Scottish writer and freedom activist Ruth Riegler condemned the global silence over the Iranian regime’s actions, saying, “How can the West claim to stand for universal freedom, for democracy and human rights while those of Ahwazis and other minorities in Iran continue to be murderously crushed by Iran’s regime? If Western governments committed a fraction of the heinous crimes against dissidents in Western nations that Iran’s regime does against Ahwazis, there would rightly be a media outcry internationally – yet the same media and international human rights organisations are silent on Iran or even endorse the regime. Why are the same journalists condemning other regional governments like Turkey and Saudi Arabia for authoritarianism not also speaking out against the Iranian regime’s and its proxies’ monstrous crimes against humanity, in Ahwaz and across Iran and in Syria, Iraq and the region? The Iranian regime’s claims of ‘resistance’ and support for the oppressed are as much a sham as Assad’s and other tyrants; indeed the ‘Islamic State’ made the same claims as the ‘Islamic Republic’ for those under its control and with the same lack of any legitimacy and using the same brutal terror to crush dissent. It’s long past time the supposedly civilised world showed some truly universal values and some real support for freedom, democracy and human rights – we are all human, we all want the same peace, freedom, democracy, rights.”
Rahim Hamid is an Ahwazi author, freelance journalist and human rights advocate. You can follow him on his twitter account: https://twitter.com/samireza42

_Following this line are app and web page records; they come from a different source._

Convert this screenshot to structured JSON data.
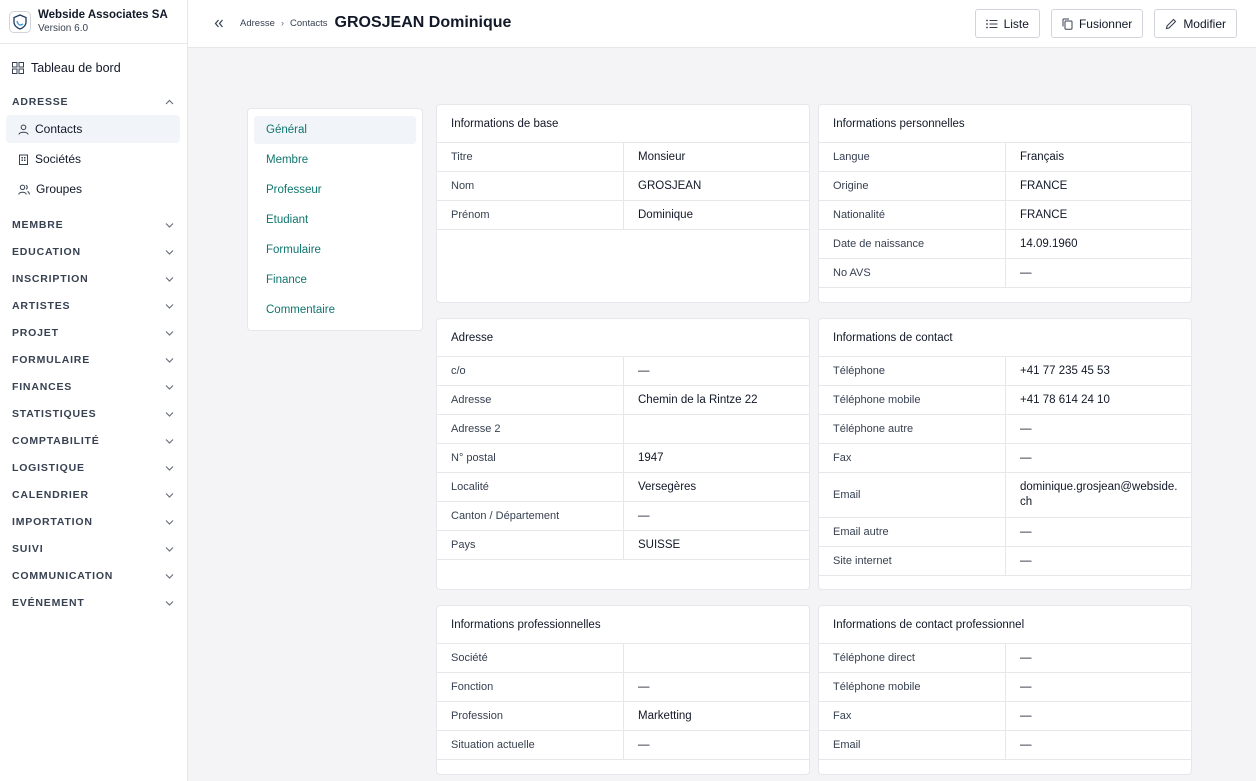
{
  "brand": {
    "name": "Webside Associates SA",
    "version": "Version 6.0"
  },
  "sidebar": {
    "dashboard": "Tableau de bord",
    "sections_top": [
      {
        "label": "ADRESSE"
      }
    ],
    "adresse_items": [
      {
        "label": "Contacts"
      },
      {
        "label": "Sociétés"
      },
      {
        "label": "Groupes"
      }
    ],
    "sections": [
      {
        "label": "MEMBRE"
      },
      {
        "label": "EDUCATION"
      },
      {
        "label": "INSCRIPTION"
      },
      {
        "label": "ARTISTES"
      },
      {
        "label": "PROJET"
      },
      {
        "label": "FORMULAIRE"
      },
      {
        "label": "FINANCES"
      },
      {
        "label": "STATISTIQUES"
      },
      {
        "label": "COMPTABILITÉ"
      },
      {
        "label": "LOGISTIQUE"
      },
      {
        "label": "CALENDRIER"
      },
      {
        "label": "IMPORTATION"
      },
      {
        "label": "SUIVI"
      },
      {
        "label": "COMMUNICATION"
      },
      {
        "label": "EVÉNEMENT"
      }
    ]
  },
  "breadcrumb": {
    "items": [
      "Adresse",
      "Contacts"
    ],
    "title_last": "GROSJEAN",
    "title_first": "Dominique"
  },
  "toolbar": {
    "list_label": "Liste",
    "merge_label": "Fusionner",
    "edit_label": "Modifier"
  },
  "tabs": [
    "Général",
    "Membre",
    "Professeur",
    "Etudiant",
    "Formulaire",
    "Finance",
    "Commentaire"
  ],
  "cards": {
    "base": {
      "title": "Informations de base",
      "rows": [
        [
          "Titre",
          "Monsieur"
        ],
        [
          "Nom",
          "GROSJEAN"
        ],
        [
          "Prénom",
          "Dominique"
        ]
      ]
    },
    "personal": {
      "title": "Informations personnelles",
      "rows": [
        [
          "Langue",
          "Français"
        ],
        [
          "Origine",
          "FRANCE"
        ],
        [
          "Nationalité",
          "FRANCE"
        ],
        [
          "Date de naissance",
          "14.09.1960"
        ],
        [
          "No AVS",
          "—"
        ]
      ]
    },
    "address": {
      "title": "Adresse",
      "rows": [
        [
          "c/o",
          "—"
        ],
        [
          "Adresse",
          "Chemin de la Rintze 22"
        ],
        [
          "Adresse 2",
          ""
        ],
        [
          "N° postal",
          "1947"
        ],
        [
          "Localité",
          "Versegères"
        ],
        [
          "Canton / Département",
          "—"
        ],
        [
          "Pays",
          "SUISSE"
        ]
      ]
    },
    "contact": {
      "title": "Informations de contact",
      "rows": [
        [
          "Téléphone",
          "+41 77 235 45 53"
        ],
        [
          "Téléphone mobile",
          "+41 78 614 24 10"
        ],
        [
          "Téléphone autre",
          "—"
        ],
        [
          "Fax",
          "—"
        ],
        [
          "Email",
          "dominique.grosjean@webside.ch"
        ],
        [
          "Email autre",
          "—"
        ],
        [
          "Site internet",
          "—"
        ]
      ]
    },
    "professional": {
      "title": "Informations professionnelles",
      "rows": [
        [
          "Société",
          ""
        ],
        [
          "Fonction",
          "—"
        ],
        [
          "Profession",
          "Marketting"
        ],
        [
          "Situation actuelle",
          "—"
        ]
      ]
    },
    "pro_contact": {
      "title": "Informations de contact professionnel",
      "rows": [
        [
          "Téléphone direct",
          "—"
        ],
        [
          "Téléphone mobile",
          "—"
        ],
        [
          "Fax",
          "—"
        ],
        [
          "Email",
          "—"
        ]
      ]
    }
  }
}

The opinions expressed in this article belong to the author and do not necessarily reflect the editorial policy of the Dur Untash Studies Centre.